Most cities, states, and nations are measured by the size of their economy and how much it grows from year to year. But those kinds of figures tell you little about how average residents are faring. Just ask anyone who can no longer afford life in the economically booming San Francisco Bay Area.
The Brookings Institution, a think tank in Washington, DC, has a new ranking of the nation’s largest 100 metro areas that stacks them up along three different criteria: economic growth, yes, but also prosperity—meaning changes in the economic well-being of average workers—and inclusion—or changes in the well-being of all residents.
Between 2009 and 2014, during the recovery from the Great Recession, most cities experienced economic growth, as measured by jobs, gross metropolitan product, and aggregate wages. Yet only nine metro areas did better than average in all criteria: growth, prosperity, and inclusion (both overall inclusion and racial inclusion). In other words, in most cities, economic growth didn’t lead to a better life for many. In 80 metro areas, median wages declined.
Of the nine metro areas that outperformed the average in all categories, four were in Texas and Oklahoma: Dallas, Houston, San Antonio, and Oklahoma City. Three were in the Midwest: Grand Rapids, Michigan; Minneapolis-St. Paul, Minnesota; and Louisville, Kentucky. On the West Coast, San Jose, California and Seattle, Washington made the cut. And even out of these cities, only two—Houston and San Jose—have performed better than average consistently over the last decade.
Why so few? Some cities, like Bakersfield, California, have had job growth, but stagnant wages and productivity. Others, like Pittsburgh saw an increase in average wages, even though it was stuck near the bottom in terms of job growth. In most of the 81 cities that saw an increase in average wages, it was higher-earners who tended to benefit.
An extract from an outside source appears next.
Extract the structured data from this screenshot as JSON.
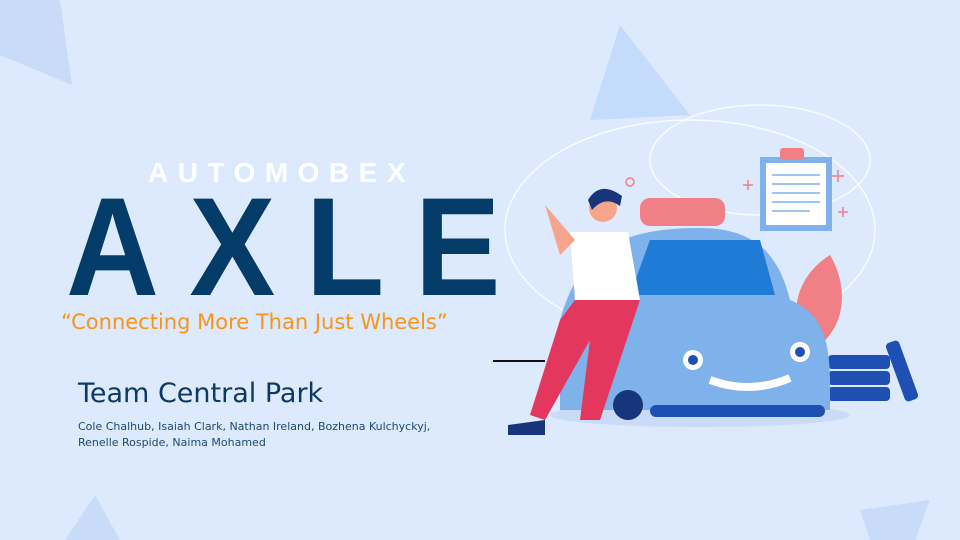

In other words, the rich get richer. Only 20 of these cities saw the increasing wages for the typical worker and the poverty rate fell in fewer than half of these cities. What’s more, only 21 cities saw the gap between whites and people of color shrink on all three measures.
The report concludes that some cities can serve as models for creating a better economy for all. “Economic growth alone, even growth that produces rising living standards, does not reliably assure better outcomes for all groups in a metropolitan area,” it says. “Some metropolitan areas have managed progress on prosperity and inclusion outcomes in the absence of robust growth, a path that merits deeper scrutiny, especially for slower-growing areas of the country.”
You can dig into an interactive graphic that breaks down the large trove of data here.